» **What to work on**: Where in the entries below does "time" appear? Copy every line that has it.

Stored items
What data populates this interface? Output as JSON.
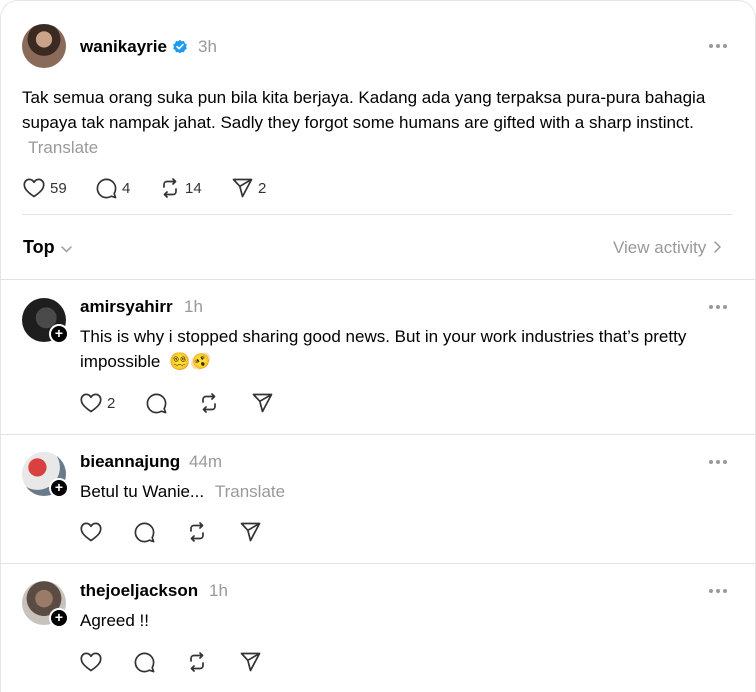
{
  "post": {
    "username": "wanikayrie",
    "time": "3h",
    "text": "Tak semua orang suka pun bila kita berjaya. Kadang ada yang terpaksa pura-pura bahagia supaya tak nampak jahat. Sadly they forgot some humans are gifted with a sharp instinct.",
    "translate_label": "Translate",
    "likes": "59",
    "replies": "4",
    "reposts": "14",
    "shares": "2"
  },
  "sort": {
    "label": "Top",
    "view_activity": "View activity"
  },
  "replies": [
    {
      "username": "amirsyahirr",
      "time": "1h",
      "text": "This is why i stopped sharing good news. But in your work industries that’s pretty impossible",
      "emojis": "😵‍💫🫨",
      "likes": "2"
    },
    {
      "username": "bieannajung",
      "time": "44m",
      "text": "Betul tu Wanie...",
      "translate_label": "Translate"
    },
    {
      "username": "thejoeljackson",
      "time": "1h",
      "text": "Agreed !!"
    }
  ],
  "icons": {
    "verified": "verified-badge-icon",
    "like": "heart-icon",
    "reply": "comment-icon",
    "repost": "repost-icon",
    "share": "send-icon",
    "more": "more-horizontal-icon"
  },
  "colors": {
    "verified": "#1d9bf0",
    "muted": "#999999"
  }
}
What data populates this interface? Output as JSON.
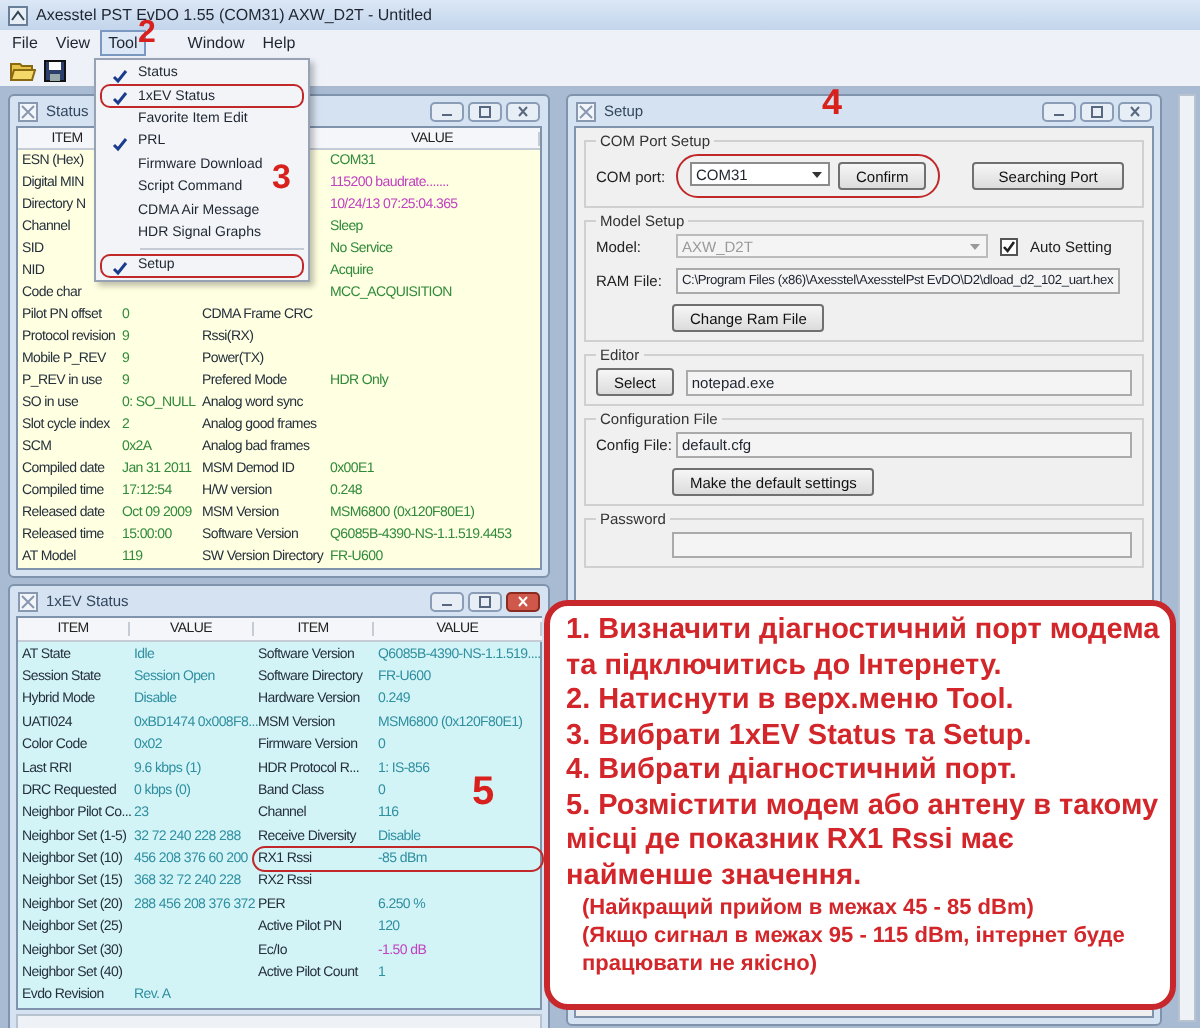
{
  "window": {
    "title": "Axesstel PST EvDO 1.55 (COM31) AXW_D2T - Untitled"
  },
  "menu_bar": [
    {
      "label": "File",
      "selected": false
    },
    {
      "label": "View",
      "selected": false
    },
    {
      "label": "Tool",
      "selected": true
    },
    {
      "label": "Window",
      "selected": false
    },
    {
      "label": "Help",
      "selected": false
    }
  ],
  "tool_menu": [
    {
      "label": "Status",
      "checked": true,
      "highlighted": false,
      "separator_before": false
    },
    {
      "label": "1xEV Status",
      "checked": true,
      "highlighted": true,
      "separator_before": false
    },
    {
      "label": "Favorite Item Edit",
      "checked": false,
      "highlighted": false,
      "separator_before": false
    },
    {
      "label": "PRL",
      "checked": true,
      "highlighted": false,
      "separator_before": false
    },
    {
      "label": "Firmware Download",
      "checked": false,
      "highlighted": false,
      "separator_before": false
    },
    {
      "label": "Script Command",
      "checked": false,
      "highlighted": false,
      "separator_before": false
    },
    {
      "label": "CDMA Air Message",
      "checked": false,
      "highlighted": false,
      "separator_before": false
    },
    {
      "label": "HDR Signal Graphs",
      "checked": false,
      "highlighted": false,
      "separator_before": false
    },
    {
      "label": "Setup",
      "checked": true,
      "highlighted": true,
      "separator_before": true
    }
  ],
  "status_window": {
    "title": "Status",
    "active": false,
    "column_1": "ITEM",
    "column_4": "VALUE",
    "rows": [
      {
        "item": "ESN (Hex)",
        "value2": "COM31"
      },
      {
        "item": "Digital MIN",
        "value2": "115200 baudrate.......",
        "color": "#c040c0"
      },
      {
        "item": "Directory N",
        "value2": "10/24/13 07:25:04.365",
        "color": "#c040c0"
      },
      {
        "item": "Channel",
        "value2": "Sleep"
      },
      {
        "item": "SID",
        "value2": "No Service"
      },
      {
        "item": "NID",
        "value2": "Acquire"
      },
      {
        "item": "Code char",
        "value2": "MCC_ACQUISITION"
      },
      {
        "item": "Pilot PN offset",
        "value": "0",
        "item2": "CDMA Frame CRC"
      },
      {
        "item": "Protocol revision",
        "value": "9",
        "item2": "Rssi(RX)"
      },
      {
        "item": "Mobile P_REV",
        "value": "9",
        "item2": "Power(TX)"
      },
      {
        "item": "P_REV in use",
        "value": "9",
        "item2": "Prefered Mode",
        "value2": "HDR Only"
      },
      {
        "item": "SO in use",
        "value": "0: SO_NULL",
        "item2": "Analog word sync"
      },
      {
        "item": "Slot cycle index",
        "value": "2",
        "item2": "Analog good frames"
      },
      {
        "item": "SCM",
        "value": "0x2A",
        "item2": "Analog bad frames"
      },
      {
        "item": "Compiled date",
        "value": "Jan 31 2011",
        "item2": "MSM Demod ID",
        "value2": "0x00E1"
      },
      {
        "item": "Compiled time",
        "value": "17:12:54",
        "item2": "H/W version",
        "value2": "0.248"
      },
      {
        "item": "Released date",
        "value": "Oct 09 2009",
        "item2": "MSM Version",
        "value2": "MSM6800 (0x120F80E1)"
      },
      {
        "item": "Released time",
        "value": "15:00:00",
        "item2": "Software Version",
        "value2": "Q6085B-4390-NS-1.1.519.4453"
      },
      {
        "item": "AT Model",
        "value": "119",
        "item2": "SW Version Directory",
        "value2": "FR-U600"
      }
    ]
  },
  "ev_window": {
    "title": "1xEV Status",
    "active": true,
    "columns": [
      "ITEM",
      "VALUE",
      "ITEM",
      "VALUE"
    ],
    "rows": [
      {
        "item": "AT State",
        "value": "Idle",
        "item2": "Software Version",
        "value2": "Q6085B-4390-NS-1.1.519...."
      },
      {
        "item": "Session State",
        "value": "Session Open",
        "item2": "Software Directory",
        "value2": "FR-U600"
      },
      {
        "item": "Hybrid Mode",
        "value": "Disable",
        "item2": "Hardware Version",
        "value2": "0.249"
      },
      {
        "item": "UATI024",
        "value": "0xBD1474 0x008F8...",
        "item2": "MSM Version",
        "value2": "MSM6800 (0x120F80E1)"
      },
      {
        "item": "Color Code",
        "value": "0x02",
        "item2": "Firmware Version",
        "value2": "0"
      },
      {
        "item": "Last RRI",
        "value": "9.6 kbps (1)",
        "item2": "HDR Protocol R...",
        "value2": "1: IS-856"
      },
      {
        "item": "DRC Requested",
        "value": "0 kbps (0)",
        "item2": "Band Class",
        "value2": "0"
      },
      {
        "item": "Neighbor Pilot Co...",
        "value": "23",
        "item2": "Channel",
        "value2": "116"
      },
      {
        "item": "Neighbor Set (1-5)",
        "value": "32 72 240 228 288",
        "item2": "Receive Diversity",
        "value2": "Disable"
      },
      {
        "item": "Neighbor Set (10)",
        "value": "456 208 376 60 200",
        "item2": "RX1 Rssi",
        "value2": "-85 dBm",
        "highlighted": true
      },
      {
        "item": "Neighbor Set (15)",
        "value": "368 32 72 240 228",
        "item2": "RX2 Rssi"
      },
      {
        "item": "Neighbor Set (20)",
        "value": "288 456 208 376 372",
        "item2": "PER",
        "value2": "6.250 %"
      },
      {
        "item": "Neighbor Set (25)",
        "item2": "Active Pilot PN",
        "value2": "120"
      },
      {
        "item": "Neighbor Set (30)",
        "item2": "Ec/Io",
        "value2": "-1.50 dB",
        "color": "#c040c0"
      },
      {
        "item": "Neighbor Set (40)",
        "item2": "Active Pilot Count",
        "value2": "1"
      },
      {
        "item": "Evdo Revision",
        "value": "Rev. A"
      }
    ]
  },
  "setup_window": {
    "title": "Setup",
    "active": false,
    "com_group": {
      "title": "COM Port Setup",
      "label": "COM port:",
      "port": "COM31",
      "confirm": "Confirm",
      "search": "Searching Port",
      "highlighted": true
    },
    "model_group": {
      "title": "Model Setup",
      "model_label": "Model:",
      "model": "AXW_D2T",
      "model_disabled": true,
      "auto_label": "Auto Setting",
      "auto_checked": true,
      "ram_label": "RAM File:",
      "ram_file": "C:\\Program Files (x86)\\Axesstel\\AxesstelPst EvDO\\D2\\dload_d2_102_uart.hex",
      "ram_button": "Change Ram File"
    },
    "editor_group": {
      "title": "Editor",
      "button": "Select",
      "value": "notepad.exe"
    },
    "config_group": {
      "title": "Configuration File",
      "label": "Config File:",
      "value": "default.cfg",
      "button": "Make the default settings"
    },
    "password_group": {
      "title": "Password"
    }
  },
  "annotations": [
    "2",
    "3",
    "4",
    "5"
  ],
  "instructions": {
    "steps": [
      "1. Визначити діагностичний порт модема та підключитись до Інтернету.",
      "2. Натиснути в верх.меню Tool.",
      "3. Вибрати 1xEV Status та Setup.",
      "4. Вибрати діагностичний порт.",
      "5. Розмістити модем або антену в такому місці де показник RX1 Rssi має найменше значення."
    ],
    "notes": [
      "(Найкращий прийом в межах 45 - 85 dBm)",
      "(Якщо сигнал в межах 95 - 115 dBm, інтернет буде працювати не якісно)"
    ]
  }
}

» **Result below**:
    "time": "3h",
      "time": "1h",
      "time": "44m",
      "time": "1h",
        "item": "Compiled time",
        "item": "Released time",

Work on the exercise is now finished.